— Work instruction —
Nothing but the pictures gets dropped; retype every entry exactly.

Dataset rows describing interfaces
----

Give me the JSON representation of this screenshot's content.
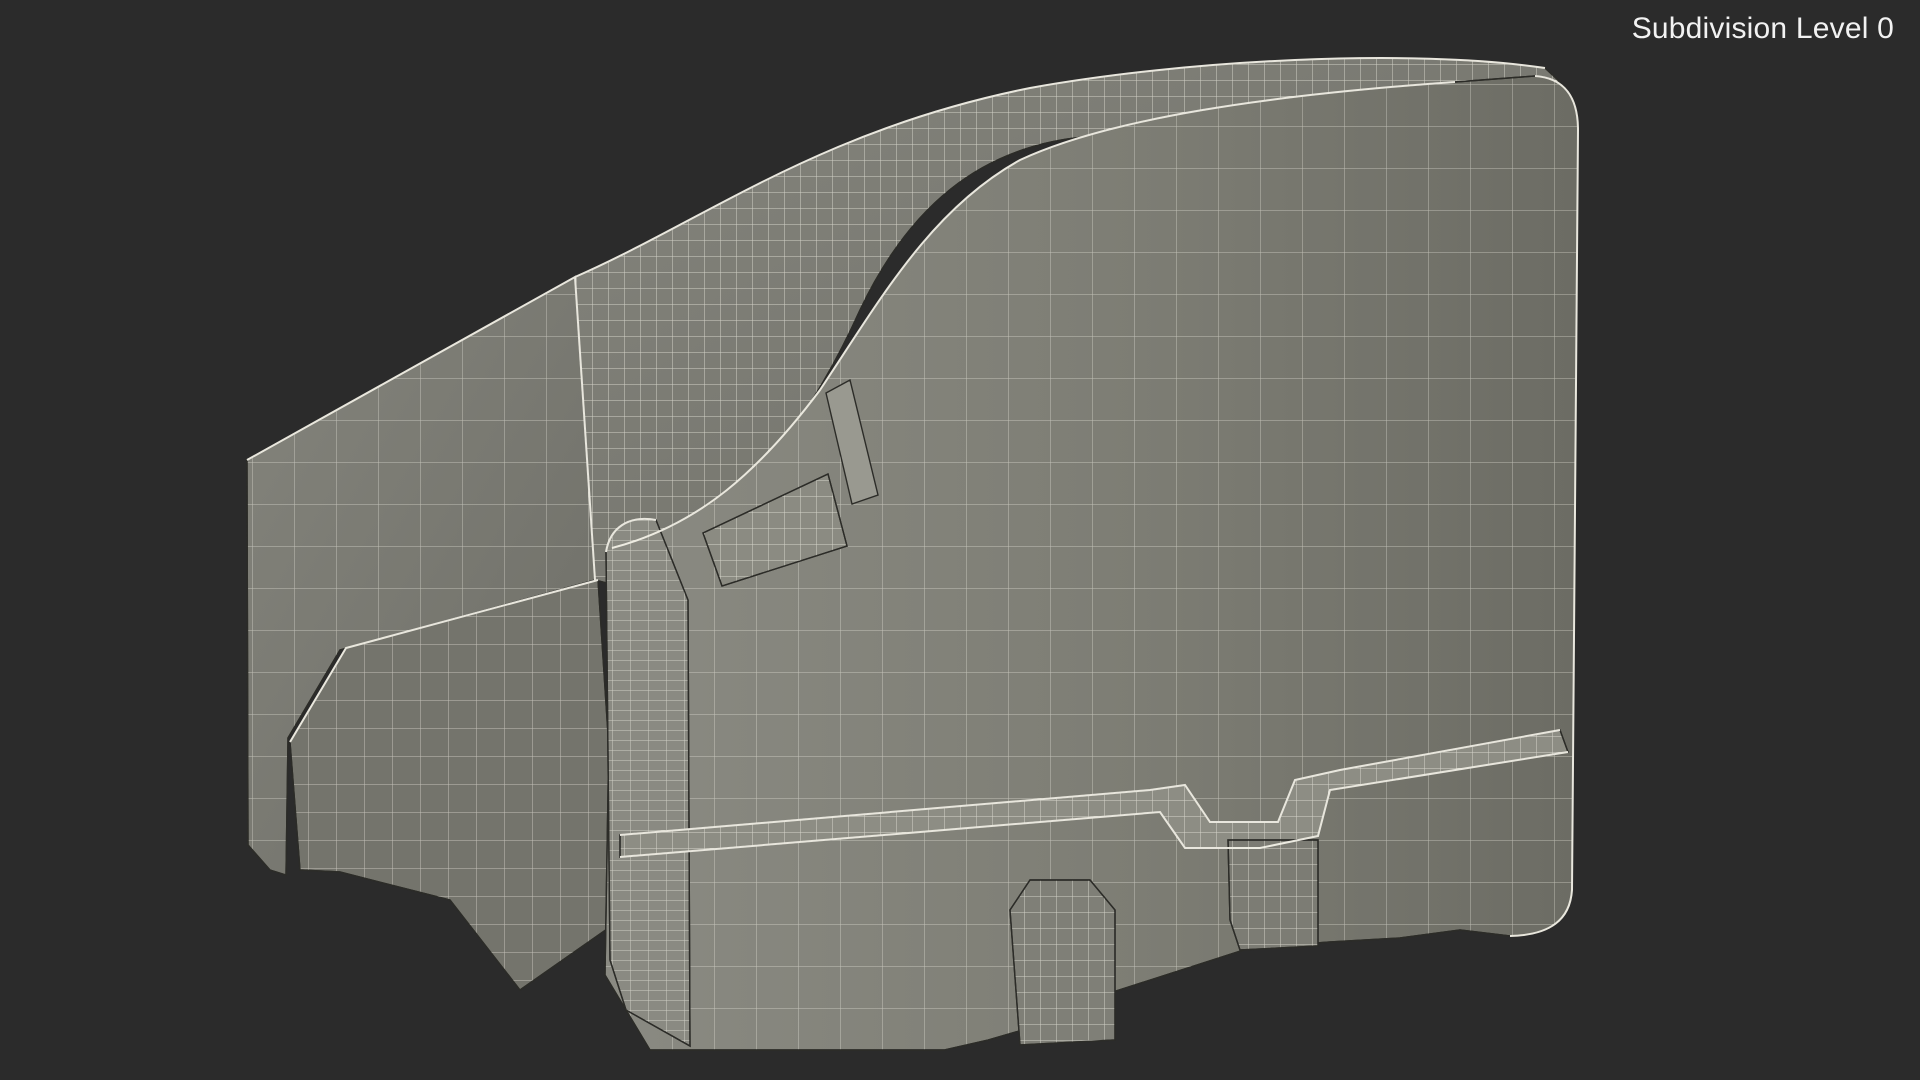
{
  "overlay": {
    "subdivision_label": "Subdivision Level 0"
  },
  "scene": {
    "background_color": "#2b2b2b",
    "mesh_fill_color": "#7a7a70",
    "wire_color": "#f3f1e7",
    "edge_color": "#2c2c28"
  }
}
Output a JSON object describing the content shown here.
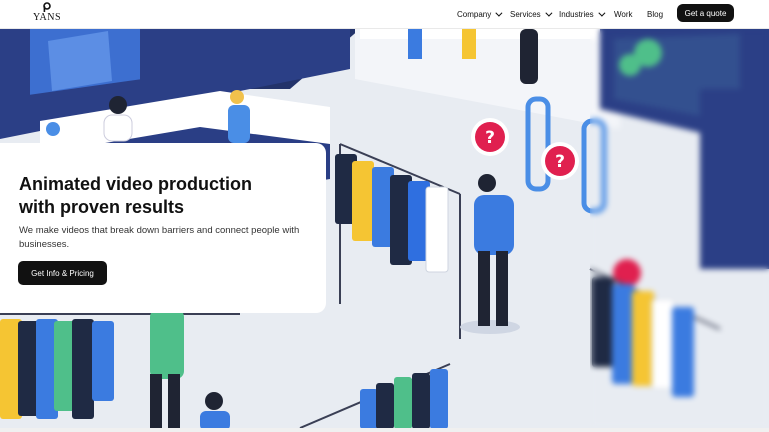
{
  "brand": {
    "name": "YANS"
  },
  "nav": {
    "company": "Company",
    "services": "Services",
    "industries": "Industries",
    "work": "Work",
    "blog": "Blog",
    "cta": "Get a quote"
  },
  "hero": {
    "headline_line1": "Animated video production",
    "headline_line2": "with proven results",
    "subcopy": "We make videos that break down barriers and connect people with businesses.",
    "cta": "Get Info & Pricing"
  },
  "colors": {
    "accent": "#111111",
    "illustration_blue": "#2f6fe0",
    "illustration_navy": "#1f2a44",
    "illustration_yellow": "#f5c533",
    "illustration_green": "#4fbf8a",
    "illustration_red": "#e0204f"
  },
  "icons": [
    "logo-mark-icon",
    "chevron-down-icon",
    "question-mark-icon"
  ]
}
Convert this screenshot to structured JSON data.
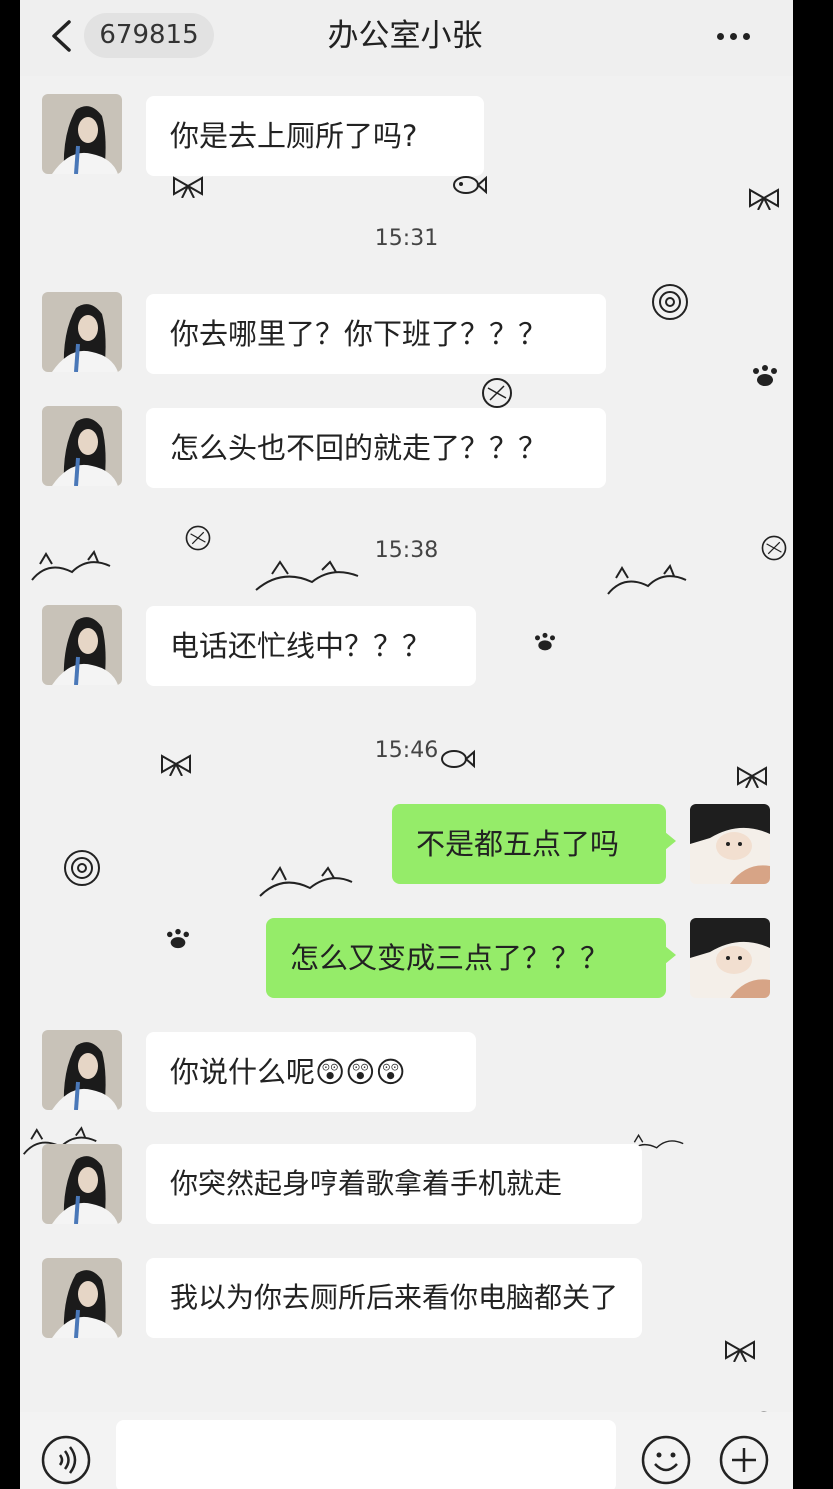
{
  "header": {
    "unread_count": "679815",
    "title": "办公室小张"
  },
  "messages": [
    {
      "text": "你是去上厕所了吗?"
    },
    {
      "text": "你去哪里了？你下班了？？？"
    },
    {
      "text": "怎么头也不回的就走了？？？"
    },
    {
      "text": "电话还忙线中？？？"
    },
    {
      "text": "不是都五点了吗"
    },
    {
      "text": "怎么又变成三点了？？？"
    },
    {
      "text": "你说什么呢😲😲😲"
    },
    {
      "text": "你突然起身哼着歌拿着手机就走"
    },
    {
      "text": "我以为你去厕所后来看你电脑都关了"
    }
  ],
  "timestamps": [
    "15:31",
    "15:38",
    "15:46"
  ],
  "colors": {
    "outgoing_bubble": "#95ec69",
    "incoming_bubble": "#ffffff",
    "background": "#f1f1f1"
  },
  "icons": {
    "back": "chevron-left-icon",
    "more": "more-dots-icon",
    "voice": "voice-icon",
    "emoji": "emoji-icon",
    "plus": "plus-icon"
  }
}
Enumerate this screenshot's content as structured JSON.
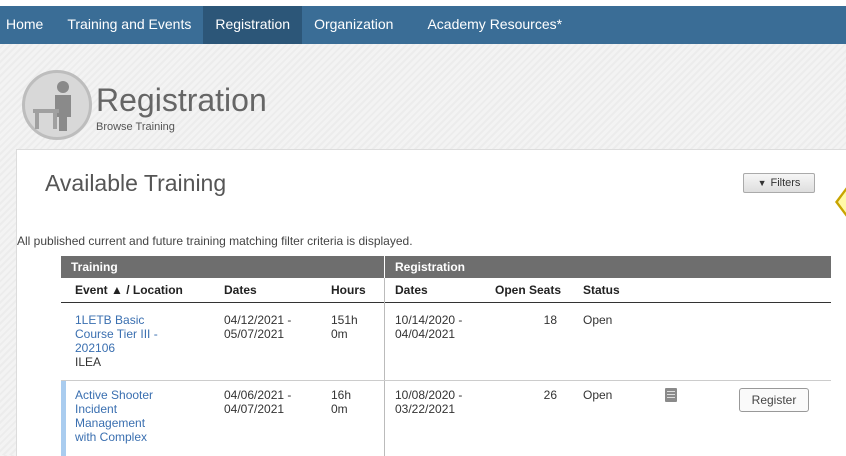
{
  "nav": {
    "items": [
      {
        "label": "Home"
      },
      {
        "label": "Training and Events"
      },
      {
        "label": "Registration"
      },
      {
        "label": "Organization"
      },
      {
        "label": "Academy Resources*"
      }
    ]
  },
  "header": {
    "title": "Registration",
    "subtitle": "Browse Training",
    "icon": "person-at-desk-icon"
  },
  "panel": {
    "title": "Available Training",
    "filters_label": "Filters",
    "description": "All published current and future training matching filter criteria is displayed."
  },
  "table": {
    "groups": [
      "Training",
      "Registration"
    ],
    "columns": {
      "event": "Event ▲ / Location",
      "dates": "Dates",
      "hours": "Hours",
      "reg_dates": "Dates",
      "open_seats": "Open Seats",
      "status": "Status"
    },
    "rows": [
      {
        "event_l1": "1LETB Basic",
        "event_l2": "Course Tier III -",
        "event_l3": "202106",
        "location": "ILEA",
        "dates_l1": "04/12/2021 -",
        "dates_l2": "05/07/2021",
        "hours_l1": "151h",
        "hours_l2": "0m",
        "reg_l1": "10/14/2020 -",
        "reg_l2": "04/04/2021",
        "open_seats": "18",
        "status": "Open"
      },
      {
        "event_l1": "Active Shooter",
        "event_l2": "Incident",
        "event_l3": "Management",
        "event_l4": "with Complex",
        "dates_l1": "04/06/2021 -",
        "dates_l2": "04/07/2021",
        "hours_l1": "16h",
        "hours_l2": "0m",
        "reg_l1": "10/08/2020 -",
        "reg_l2": "03/22/2021",
        "open_seats": "26",
        "status": "Open",
        "action": "Register"
      }
    ]
  },
  "colors": {
    "nav": "#3a6d96",
    "nav_active": "#2c5678",
    "link": "#3a6fb0",
    "group_header": "#6e6e6e",
    "row_accent": "#a9ccef"
  }
}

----

— Response to this exercise —
Give me the JSON representation of this screenshot's content.
{
  "overlay": {
    "subdivision_label": "Subdivision Level 0"
  },
  "scene": {
    "background_color": "#2b2b2b",
    "mesh_fill_color": "#7a7a70",
    "wire_color": "#f3f1e7",
    "edge_color": "#2c2c28"
  }
}
Output a JSON object describing the content shown here.
{
  "brand": {
    "name": "YANS"
  },
  "nav": {
    "company": "Company",
    "services": "Services",
    "industries": "Industries",
    "work": "Work",
    "blog": "Blog",
    "cta": "Get a quote"
  },
  "hero": {
    "headline_line1": "Animated video production",
    "headline_line2": "with proven results",
    "subcopy": "We make videos that break down barriers and connect people with businesses.",
    "cta": "Get Info & Pricing"
  },
  "colors": {
    "accent": "#111111",
    "illustration_blue": "#2f6fe0",
    "illustration_navy": "#1f2a44",
    "illustration_yellow": "#f5c533",
    "illustration_green": "#4fbf8a",
    "illustration_red": "#e0204f"
  },
  "icons": [
    "logo-mark-icon",
    "chevron-down-icon",
    "question-mark-icon"
  ]
}
Convert this screenshot to structured JSON data.
{
  "header": {
    "unread_count": "679815",
    "title": "办公室小张"
  },
  "messages": [
    {
      "text": "你是去上厕所了吗?"
    },
    {
      "text": "你去哪里了？你下班了？？？"
    },
    {
      "text": "怎么头也不回的就走了？？？"
    },
    {
      "text": "电话还忙线中？？？"
    },
    {
      "text": "不是都五点了吗"
    },
    {
      "text": "怎么又变成三点了？？？"
    },
    {
      "text": "你说什么呢😲😲😲"
    },
    {
      "text": "你突然起身哼着歌拿着手机就走"
    },
    {
      "text": "我以为你去厕所后来看你电脑都关了"
    }
  ],
  "timestamps": [
    "15:31",
    "15:38",
    "15:46"
  ],
  "colors": {
    "outgoing_bubble": "#95ec69",
    "incoming_bubble": "#ffffff",
    "background": "#f1f1f1"
  },
  "icons": {
    "back": "chevron-left-icon",
    "more": "more-dots-icon",
    "voice": "voice-icon",
    "emoji": "emoji-icon",
    "plus": "plus-icon"
  }
}
Enumerate this screenshot's content as structured JSON.
{
  "nav": {
    "items": [
      {
        "label": "Home"
      },
      {
        "label": "Training and Events"
      },
      {
        "label": "Registration"
      },
      {
        "label": "Organization"
      },
      {
        "label": "Academy Resources*"
      }
    ]
  },
  "header": {
    "title": "Registration",
    "subtitle": "Browse Training",
    "icon": "person-at-desk-icon"
  },
  "panel": {
    "title": "Available Training",
    "filters_label": "Filters",
    "description": "All published current and future training matching filter criteria is displayed."
  },
  "table": {
    "groups": [
      "Training",
      "Registration"
    ],
    "columns": {
      "event": "Event ▲ / Location",
      "dates": "Dates",
      "hours": "Hours",
      "reg_dates": "Dates",
      "open_seats": "Open Seats",
      "status": "Status"
    },
    "rows": [
      {
        "event_l1": "1LETB Basic",
        "event_l2": "Course Tier III -",
        "event_l3": "202106",
        "location": "ILEA",
        "dates_l1": "04/12/2021 -",
        "dates_l2": "05/07/2021",
        "hours_l1": "151h",
        "hours_l2": "0m",
        "reg_l1": "10/14/2020 -",
        "reg_l2": "04/04/2021",
        "open_seats": "18",
        "status": "Open"
      },
      {
        "event_l1": "Active Shooter",
        "event_l2": "Incident",
        "event_l3": "Management",
        "event_l4": "with Complex",
        "dates_l1": "04/06/2021 -",
        "dates_l2": "04/07/2021",
        "hours_l1": "16h",
        "hours_l2": "0m",
        "reg_l1": "10/08/2020 -",
        "reg_l2": "03/22/2021",
        "open_seats": "26",
        "status": "Open",
        "action": "Register"
      }
    ]
  },
  "colors": {
    "nav": "#3a6d96",
    "nav_active": "#2c5678",
    "link": "#3a6fb0",
    "group_header": "#6e6e6e",
    "row_accent": "#a9ccef"
  }
}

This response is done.